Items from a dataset
━━━━━━━━━━━━━━━━━━━━━━━━━━━━━━
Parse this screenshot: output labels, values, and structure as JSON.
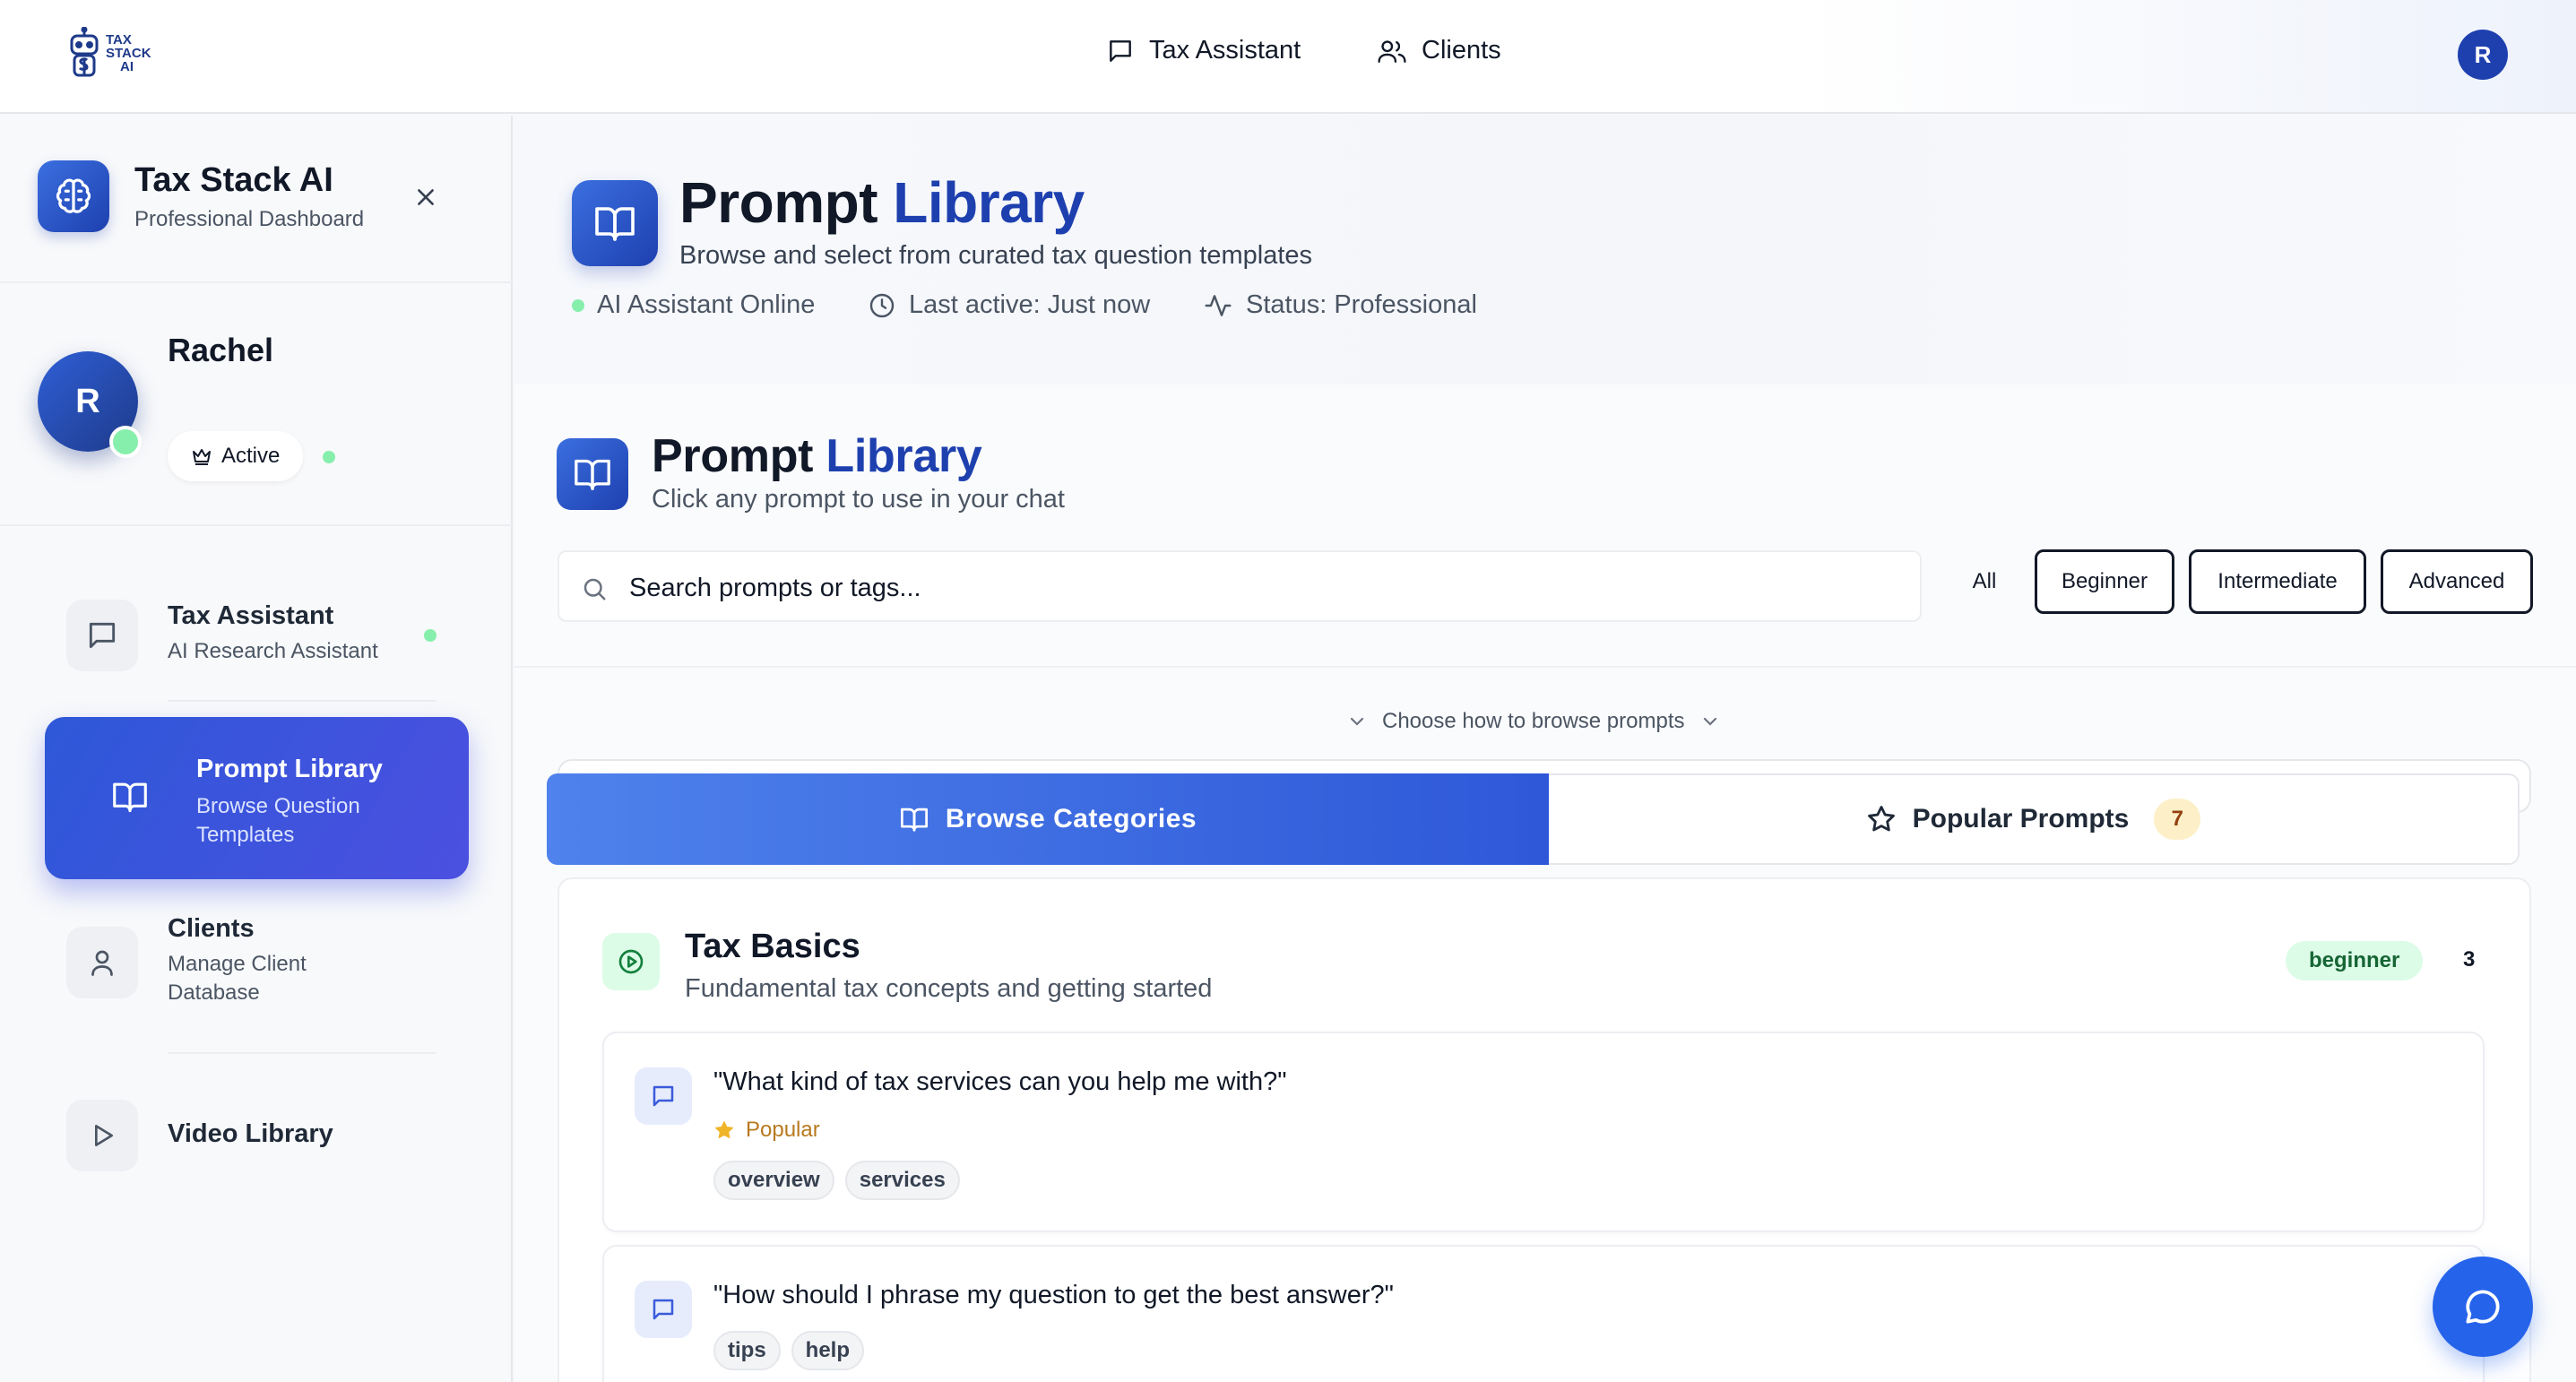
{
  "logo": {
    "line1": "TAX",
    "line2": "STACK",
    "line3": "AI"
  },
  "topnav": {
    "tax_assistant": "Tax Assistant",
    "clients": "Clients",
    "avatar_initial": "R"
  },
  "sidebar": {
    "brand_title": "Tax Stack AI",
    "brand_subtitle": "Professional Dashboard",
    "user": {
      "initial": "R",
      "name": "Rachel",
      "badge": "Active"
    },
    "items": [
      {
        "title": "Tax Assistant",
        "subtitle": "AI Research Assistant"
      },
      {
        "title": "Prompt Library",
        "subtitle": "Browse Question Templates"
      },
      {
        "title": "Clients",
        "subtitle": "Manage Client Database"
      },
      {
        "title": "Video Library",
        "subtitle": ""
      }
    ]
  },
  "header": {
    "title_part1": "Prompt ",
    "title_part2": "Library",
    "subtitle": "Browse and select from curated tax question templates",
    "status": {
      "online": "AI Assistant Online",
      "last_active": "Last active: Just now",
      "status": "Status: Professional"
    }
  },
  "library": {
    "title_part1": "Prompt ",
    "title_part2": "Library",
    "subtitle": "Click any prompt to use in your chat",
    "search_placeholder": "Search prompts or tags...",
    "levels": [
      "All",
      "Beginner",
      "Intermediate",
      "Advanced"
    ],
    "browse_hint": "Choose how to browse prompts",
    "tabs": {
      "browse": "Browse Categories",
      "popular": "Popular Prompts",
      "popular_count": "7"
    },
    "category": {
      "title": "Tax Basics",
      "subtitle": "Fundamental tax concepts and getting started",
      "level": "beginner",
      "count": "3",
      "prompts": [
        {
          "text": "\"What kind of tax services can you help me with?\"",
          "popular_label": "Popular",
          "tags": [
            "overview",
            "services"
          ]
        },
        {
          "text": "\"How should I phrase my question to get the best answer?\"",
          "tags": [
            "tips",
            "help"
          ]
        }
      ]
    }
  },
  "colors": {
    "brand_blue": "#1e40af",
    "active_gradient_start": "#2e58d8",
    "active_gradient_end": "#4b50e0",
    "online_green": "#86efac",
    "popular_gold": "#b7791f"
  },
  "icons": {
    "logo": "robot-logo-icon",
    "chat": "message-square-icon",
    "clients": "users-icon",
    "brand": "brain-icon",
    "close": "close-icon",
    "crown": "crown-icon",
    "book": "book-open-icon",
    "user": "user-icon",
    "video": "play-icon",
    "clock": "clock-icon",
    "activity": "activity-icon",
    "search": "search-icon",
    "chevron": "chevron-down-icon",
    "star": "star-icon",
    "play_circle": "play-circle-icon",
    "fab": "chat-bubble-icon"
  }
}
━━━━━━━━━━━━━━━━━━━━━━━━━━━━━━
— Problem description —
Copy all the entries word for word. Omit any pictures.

— Answer to this exercise —
Parse this screenshot: output labels, values, and structure as JSON.
{
  "logo": {
    "line1": "TAX",
    "line2": "STACK",
    "line3": "AI"
  },
  "topnav": {
    "tax_assistant": "Tax Assistant",
    "clients": "Clients",
    "avatar_initial": "R"
  },
  "sidebar": {
    "brand_title": "Tax Stack AI",
    "brand_subtitle": "Professional Dashboard",
    "user": {
      "initial": "R",
      "name": "Rachel",
      "badge": "Active"
    },
    "items": [
      {
        "title": "Tax Assistant",
        "subtitle": "AI Research Assistant"
      },
      {
        "title": "Prompt Library",
        "subtitle": "Browse Question Templates"
      },
      {
        "title": "Clients",
        "subtitle": "Manage Client Database"
      },
      {
        "title": "Video Library",
        "subtitle": ""
      }
    ]
  },
  "header": {
    "title_part1": "Prompt ",
    "title_part2": "Library",
    "subtitle": "Browse and select from curated tax question templates",
    "status": {
      "online": "AI Assistant Online",
      "last_active": "Last active: Just now",
      "status": "Status: Professional"
    }
  },
  "library": {
    "title_part1": "Prompt ",
    "title_part2": "Library",
    "subtitle": "Click any prompt to use in your chat",
    "search_placeholder": "Search prompts or tags...",
    "levels": [
      "All",
      "Beginner",
      "Intermediate",
      "Advanced"
    ],
    "browse_hint": "Choose how to browse prompts",
    "tabs": {
      "browse": "Browse Categories",
      "popular": "Popular Prompts",
      "popular_count": "7"
    },
    "category": {
      "title": "Tax Basics",
      "subtitle": "Fundamental tax concepts and getting started",
      "level": "beginner",
      "count": "3",
      "prompts": [
        {
          "text": "\"What kind of tax services can you help me with?\"",
          "popular_label": "Popular",
          "tags": [
            "overview",
            "services"
          ]
        },
        {
          "text": "\"How should I phrase my question to get the best answer?\"",
          "tags": [
            "tips",
            "help"
          ]
        }
      ]
    }
  },
  "colors": {
    "brand_blue": "#1e40af",
    "active_gradient_start": "#2e58d8",
    "active_gradient_end": "#4b50e0",
    "online_green": "#86efac",
    "popular_gold": "#b7791f"
  },
  "icons": {
    "logo": "robot-logo-icon",
    "chat": "message-square-icon",
    "clients": "users-icon",
    "brand": "brain-icon",
    "close": "close-icon",
    "crown": "crown-icon",
    "book": "book-open-icon",
    "user": "user-icon",
    "video": "play-icon",
    "clock": "clock-icon",
    "activity": "activity-icon",
    "search": "search-icon",
    "chevron": "chevron-down-icon",
    "star": "star-icon",
    "play_circle": "play-circle-icon",
    "fab": "chat-bubble-icon"
  }
}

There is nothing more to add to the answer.